As the United States and world transition from a reflexive and hard approach in counterterrorism to a more reflective and soft one for the prevention of terrorism, the search for best practices and lessons learned is more critical than ever. While programming related to countering violent extremism (CVE) continues to grapple with the adoption of official definitions, priorities, evaluation methodologies, and qualitative and quantitative metrics, there is a growing awareness of the importance of harnessing female actors as positive, operational agents of change. Women continue to be an underutilized and under-tapped resource in the fight against extremism. This research identifies best practices through lessons learned from efforts that utilize women to encouragingly affect catalysts and circumstances that drive individuals to engage in terrorism.
The empowerment of women not only makes practical sense, but also is a good investment in economics, business, and counterterrorism. In micro lending, for every $1US a woman earns, she reinvests 90 percent back into her family and/or community; men re-invest only 40 percent. When a woman has an education, she marries on average four years later, enters into non-abusive relationships, and has 2.2 children who are healthier and better educated. Extremism is most effectively countered through increased education, better critical thinking, and enhanced opportunities. These empowerment scenarios and positive outcomes become manifest in the impact a woman has within her family and community. In the words of former Secretary to the United Nations Kofi Annan, “There is no development strategy more beneficial to society as a whole—women and men alike—than the one which involves women as central players.”

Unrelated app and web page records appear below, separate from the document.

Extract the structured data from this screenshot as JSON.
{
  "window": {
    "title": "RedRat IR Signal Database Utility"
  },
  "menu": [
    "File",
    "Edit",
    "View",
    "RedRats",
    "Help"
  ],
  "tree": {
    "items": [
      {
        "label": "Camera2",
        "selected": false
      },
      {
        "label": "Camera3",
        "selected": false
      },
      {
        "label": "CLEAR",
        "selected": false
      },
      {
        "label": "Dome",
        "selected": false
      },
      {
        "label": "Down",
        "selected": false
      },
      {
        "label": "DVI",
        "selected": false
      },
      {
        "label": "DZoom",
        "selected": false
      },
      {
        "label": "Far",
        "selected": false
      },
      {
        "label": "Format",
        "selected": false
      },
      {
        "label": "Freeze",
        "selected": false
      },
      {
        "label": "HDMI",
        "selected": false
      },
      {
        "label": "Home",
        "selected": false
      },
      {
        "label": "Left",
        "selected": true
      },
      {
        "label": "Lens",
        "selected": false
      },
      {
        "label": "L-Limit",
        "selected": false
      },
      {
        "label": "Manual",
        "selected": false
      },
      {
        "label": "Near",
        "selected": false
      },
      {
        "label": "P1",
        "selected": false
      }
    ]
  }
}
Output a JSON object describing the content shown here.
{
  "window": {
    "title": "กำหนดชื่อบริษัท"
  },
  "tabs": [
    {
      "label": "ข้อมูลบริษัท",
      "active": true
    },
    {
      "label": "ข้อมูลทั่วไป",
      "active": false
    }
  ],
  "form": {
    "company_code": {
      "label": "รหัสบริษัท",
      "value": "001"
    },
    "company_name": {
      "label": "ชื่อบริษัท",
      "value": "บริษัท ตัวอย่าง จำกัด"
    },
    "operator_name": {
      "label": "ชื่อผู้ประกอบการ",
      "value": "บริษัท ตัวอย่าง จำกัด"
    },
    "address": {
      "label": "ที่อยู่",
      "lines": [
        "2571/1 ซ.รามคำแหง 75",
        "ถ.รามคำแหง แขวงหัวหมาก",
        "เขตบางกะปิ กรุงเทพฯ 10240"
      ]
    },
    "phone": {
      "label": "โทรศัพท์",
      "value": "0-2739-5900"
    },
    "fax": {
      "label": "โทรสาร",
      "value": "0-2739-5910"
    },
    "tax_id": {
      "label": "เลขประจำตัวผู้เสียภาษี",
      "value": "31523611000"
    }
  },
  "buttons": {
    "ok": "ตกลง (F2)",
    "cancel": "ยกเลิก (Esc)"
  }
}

While originally intended to only bring awareness of the role of women in preventing terrorism, this research reveals several additional important findings. Most notably, as is the case with their impact on peace and stability, women play a critical role in the security realm, and CVE is no exception. Empowering women in culturally and country-specific ways enables them to be valuable players in the extremism paradigm.
ISIS is also keen to target Italy now because it’s one of the few major European countries it hasn’t yet struck. They’re hoping to inspire violence there so that they can say, in effect, 'we’ve already attacked your capitals in London, in Paris, and in Barcelona, and now we’ve attacked Rome. There’s nowhere we can’t reach.'
The [Trump administration's] proposals don't call for constant monitoring once someone is in the country. It seems like [Saipov, the NYC attacker] became much more radical relatively recently. So the ideas on the table don't seem particularly relevant to this attack.
This is a movement that historically has been highly divided. One thing Osama had been doing is trying to be a unifier. He was very comfortable working with people who agreed with him on one issue and disagreed with him on five. Toward the end of his life, a lot of what he was trying to do was to get groups to work together.